### [Prompt]
Start at the top line and retype the data exactly through to the end.

### [Input material]

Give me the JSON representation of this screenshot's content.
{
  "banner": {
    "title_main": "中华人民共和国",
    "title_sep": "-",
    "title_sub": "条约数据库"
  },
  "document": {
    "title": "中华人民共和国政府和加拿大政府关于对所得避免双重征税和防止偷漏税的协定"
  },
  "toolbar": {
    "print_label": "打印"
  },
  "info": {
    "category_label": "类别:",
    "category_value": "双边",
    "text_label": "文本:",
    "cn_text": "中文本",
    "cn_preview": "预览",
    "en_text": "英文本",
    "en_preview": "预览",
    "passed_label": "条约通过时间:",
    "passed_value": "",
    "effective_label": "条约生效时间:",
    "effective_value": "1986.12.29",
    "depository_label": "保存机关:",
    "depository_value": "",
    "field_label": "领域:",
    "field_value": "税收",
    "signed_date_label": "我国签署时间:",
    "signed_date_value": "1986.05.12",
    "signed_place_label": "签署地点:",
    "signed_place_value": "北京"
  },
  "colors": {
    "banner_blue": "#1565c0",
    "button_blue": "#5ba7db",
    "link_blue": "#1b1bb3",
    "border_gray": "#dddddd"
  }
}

### [Written response]
Give me the JSON representation of this screenshot's content.
{
  "banner": {
    "title_main": "中华人民共和国",
    "title_sep": "-",
    "title_sub": "条约数据库"
  },
  "document": {
    "title": "中华人民共和国政府和加拿大政府关于对所得避免双重征税和防止偷漏税的协定"
  },
  "toolbar": {
    "print_label": "打印"
  },
  "info": {
    "category_label": "类别:",
    "category_value": "双边",
    "text_label": "文本:",
    "cn_text": "中文本",
    "cn_preview": "预览",
    "en_text": "英文本",
    "en_preview": "预览",
    "passed_label": "条约通过时间:",
    "passed_value": "",
    "effective_label": "条约生效时间:",
    "effective_value": "1986.12.29",
    "depository_label": "保存机关:",
    "depository_value": "",
    "field_label": "领域:",
    "field_value": "税收",
    "signed_date_label": "我国签署时间:",
    "signed_date_value": "1986.05.12",
    "signed_place_label": "签署地点:",
    "signed_place_value": "北京"
  },
  "colors": {
    "banner_blue": "#1565c0",
    "button_blue": "#5ba7db",
    "link_blue": "#1b1bb3",
    "border_gray": "#dddddd"
  }
}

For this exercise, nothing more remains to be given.